Task goal =>
Filter the listing down to the lines containing the word "Kredit".

Content starts

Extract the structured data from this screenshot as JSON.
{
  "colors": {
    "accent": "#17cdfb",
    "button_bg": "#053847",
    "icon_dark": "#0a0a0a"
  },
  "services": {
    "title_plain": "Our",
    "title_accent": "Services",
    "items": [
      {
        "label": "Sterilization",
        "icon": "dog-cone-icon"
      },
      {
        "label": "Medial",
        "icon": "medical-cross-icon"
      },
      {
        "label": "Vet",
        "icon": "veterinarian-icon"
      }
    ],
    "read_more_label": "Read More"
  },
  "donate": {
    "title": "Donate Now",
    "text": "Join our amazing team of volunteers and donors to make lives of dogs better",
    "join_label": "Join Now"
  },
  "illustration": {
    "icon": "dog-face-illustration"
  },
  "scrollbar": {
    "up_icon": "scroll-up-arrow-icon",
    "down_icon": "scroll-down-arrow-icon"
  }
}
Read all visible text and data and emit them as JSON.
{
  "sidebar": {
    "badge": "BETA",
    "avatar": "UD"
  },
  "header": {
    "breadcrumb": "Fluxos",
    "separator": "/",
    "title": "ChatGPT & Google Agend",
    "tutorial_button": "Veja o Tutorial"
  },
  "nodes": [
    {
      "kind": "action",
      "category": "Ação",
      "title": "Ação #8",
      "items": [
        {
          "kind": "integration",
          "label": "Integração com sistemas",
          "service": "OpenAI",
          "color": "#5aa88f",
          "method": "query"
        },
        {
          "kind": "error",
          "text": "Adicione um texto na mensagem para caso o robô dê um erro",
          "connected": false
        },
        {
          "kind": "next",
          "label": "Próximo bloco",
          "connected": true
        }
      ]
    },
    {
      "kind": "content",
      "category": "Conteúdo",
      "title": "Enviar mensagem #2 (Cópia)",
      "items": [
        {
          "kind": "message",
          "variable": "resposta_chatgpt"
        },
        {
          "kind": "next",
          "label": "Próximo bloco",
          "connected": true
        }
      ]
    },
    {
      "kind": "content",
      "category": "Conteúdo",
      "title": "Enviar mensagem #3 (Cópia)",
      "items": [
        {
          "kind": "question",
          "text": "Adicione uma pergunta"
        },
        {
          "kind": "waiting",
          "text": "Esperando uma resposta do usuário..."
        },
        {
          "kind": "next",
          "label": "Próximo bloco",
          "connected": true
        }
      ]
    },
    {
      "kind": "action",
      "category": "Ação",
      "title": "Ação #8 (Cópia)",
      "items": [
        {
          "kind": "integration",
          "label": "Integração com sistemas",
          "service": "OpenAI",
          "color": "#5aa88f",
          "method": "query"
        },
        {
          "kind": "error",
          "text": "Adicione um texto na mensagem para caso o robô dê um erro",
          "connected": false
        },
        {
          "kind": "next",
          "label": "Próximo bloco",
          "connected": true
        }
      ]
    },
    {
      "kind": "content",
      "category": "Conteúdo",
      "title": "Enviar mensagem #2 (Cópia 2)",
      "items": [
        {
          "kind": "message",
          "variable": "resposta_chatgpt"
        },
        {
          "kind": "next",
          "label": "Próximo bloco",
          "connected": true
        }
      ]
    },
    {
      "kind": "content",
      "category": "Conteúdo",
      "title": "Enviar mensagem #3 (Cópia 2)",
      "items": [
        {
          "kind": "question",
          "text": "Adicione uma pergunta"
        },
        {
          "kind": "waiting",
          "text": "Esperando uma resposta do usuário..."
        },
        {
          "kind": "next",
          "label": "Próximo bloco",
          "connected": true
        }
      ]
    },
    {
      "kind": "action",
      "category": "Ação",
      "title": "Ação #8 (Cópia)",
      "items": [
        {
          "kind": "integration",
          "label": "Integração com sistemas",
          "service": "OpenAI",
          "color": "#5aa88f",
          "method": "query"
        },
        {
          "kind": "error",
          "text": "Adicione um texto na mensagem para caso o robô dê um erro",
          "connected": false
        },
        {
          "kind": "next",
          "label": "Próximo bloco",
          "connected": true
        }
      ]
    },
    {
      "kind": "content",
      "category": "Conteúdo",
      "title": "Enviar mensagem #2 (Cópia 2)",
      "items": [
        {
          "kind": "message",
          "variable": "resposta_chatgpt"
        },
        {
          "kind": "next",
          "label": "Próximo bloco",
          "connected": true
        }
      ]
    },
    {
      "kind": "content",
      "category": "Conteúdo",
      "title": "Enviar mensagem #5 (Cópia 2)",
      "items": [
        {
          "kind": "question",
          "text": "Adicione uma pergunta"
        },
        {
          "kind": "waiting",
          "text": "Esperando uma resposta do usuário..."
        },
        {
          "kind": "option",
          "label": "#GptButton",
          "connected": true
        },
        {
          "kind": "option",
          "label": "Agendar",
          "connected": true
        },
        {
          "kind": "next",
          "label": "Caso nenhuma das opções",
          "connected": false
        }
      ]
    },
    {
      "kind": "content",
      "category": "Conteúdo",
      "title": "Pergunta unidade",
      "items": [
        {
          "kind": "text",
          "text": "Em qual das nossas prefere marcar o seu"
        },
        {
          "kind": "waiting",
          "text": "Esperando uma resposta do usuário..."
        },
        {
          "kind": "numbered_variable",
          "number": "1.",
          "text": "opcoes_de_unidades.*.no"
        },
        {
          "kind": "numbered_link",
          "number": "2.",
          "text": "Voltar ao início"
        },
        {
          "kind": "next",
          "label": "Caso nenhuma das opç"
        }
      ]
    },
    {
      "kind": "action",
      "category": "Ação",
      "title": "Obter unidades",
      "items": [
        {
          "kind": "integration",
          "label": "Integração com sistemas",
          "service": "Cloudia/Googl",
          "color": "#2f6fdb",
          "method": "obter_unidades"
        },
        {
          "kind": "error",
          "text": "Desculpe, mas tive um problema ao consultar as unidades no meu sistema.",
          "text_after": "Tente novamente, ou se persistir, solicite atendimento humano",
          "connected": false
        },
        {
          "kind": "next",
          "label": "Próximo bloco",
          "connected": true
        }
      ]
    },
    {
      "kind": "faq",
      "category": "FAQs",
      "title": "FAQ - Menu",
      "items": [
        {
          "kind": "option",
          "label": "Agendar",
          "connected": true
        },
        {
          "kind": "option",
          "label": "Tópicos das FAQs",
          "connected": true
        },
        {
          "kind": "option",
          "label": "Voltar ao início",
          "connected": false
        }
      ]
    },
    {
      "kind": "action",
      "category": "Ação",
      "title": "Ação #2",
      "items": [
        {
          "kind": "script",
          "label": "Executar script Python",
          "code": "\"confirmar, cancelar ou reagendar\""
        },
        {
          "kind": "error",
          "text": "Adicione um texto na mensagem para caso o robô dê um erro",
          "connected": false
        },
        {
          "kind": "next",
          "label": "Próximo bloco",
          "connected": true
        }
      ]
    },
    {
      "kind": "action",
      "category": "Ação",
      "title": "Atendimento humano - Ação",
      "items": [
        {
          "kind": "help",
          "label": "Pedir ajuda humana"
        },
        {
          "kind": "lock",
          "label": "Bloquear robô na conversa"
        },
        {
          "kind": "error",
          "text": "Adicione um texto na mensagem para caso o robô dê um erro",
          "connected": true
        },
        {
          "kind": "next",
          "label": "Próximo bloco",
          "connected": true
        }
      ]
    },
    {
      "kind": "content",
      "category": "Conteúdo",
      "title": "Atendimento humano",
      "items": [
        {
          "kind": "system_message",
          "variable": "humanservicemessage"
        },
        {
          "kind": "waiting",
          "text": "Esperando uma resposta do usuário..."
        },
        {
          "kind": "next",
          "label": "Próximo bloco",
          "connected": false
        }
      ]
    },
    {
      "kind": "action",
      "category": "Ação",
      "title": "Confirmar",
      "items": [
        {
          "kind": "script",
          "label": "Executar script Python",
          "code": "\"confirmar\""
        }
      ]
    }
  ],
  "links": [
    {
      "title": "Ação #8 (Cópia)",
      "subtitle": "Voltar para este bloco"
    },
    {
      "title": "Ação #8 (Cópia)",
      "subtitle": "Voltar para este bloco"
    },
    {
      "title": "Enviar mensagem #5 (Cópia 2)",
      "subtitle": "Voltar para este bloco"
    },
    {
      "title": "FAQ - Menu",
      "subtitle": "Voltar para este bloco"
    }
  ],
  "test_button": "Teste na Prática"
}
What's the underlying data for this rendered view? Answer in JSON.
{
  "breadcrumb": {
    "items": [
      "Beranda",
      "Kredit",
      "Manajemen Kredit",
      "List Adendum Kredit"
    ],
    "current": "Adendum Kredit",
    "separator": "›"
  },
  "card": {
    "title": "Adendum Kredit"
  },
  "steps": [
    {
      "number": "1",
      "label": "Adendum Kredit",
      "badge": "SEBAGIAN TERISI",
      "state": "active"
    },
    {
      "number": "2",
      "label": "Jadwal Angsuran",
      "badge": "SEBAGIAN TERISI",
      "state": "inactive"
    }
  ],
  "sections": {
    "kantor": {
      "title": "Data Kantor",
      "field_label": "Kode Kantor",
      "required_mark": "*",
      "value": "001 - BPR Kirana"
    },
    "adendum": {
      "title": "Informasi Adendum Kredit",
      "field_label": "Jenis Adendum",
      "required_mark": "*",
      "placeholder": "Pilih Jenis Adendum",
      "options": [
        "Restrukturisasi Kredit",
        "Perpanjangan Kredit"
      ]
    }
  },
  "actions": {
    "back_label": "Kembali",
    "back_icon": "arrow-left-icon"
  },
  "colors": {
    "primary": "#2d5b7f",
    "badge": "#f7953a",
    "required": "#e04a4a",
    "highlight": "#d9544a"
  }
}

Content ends

Problem solution =>
      "Kredit",
      "Manajemen Kredit",
      "List Adendum Kredit"
    "current": "Adendum Kredit",
    "title": "Adendum Kredit"
      "label": "Adendum Kredit",
      "title": "Informasi Adendum Kredit",
        "Restrukturisasi Kredit",
        "Perpanjangan Kredit"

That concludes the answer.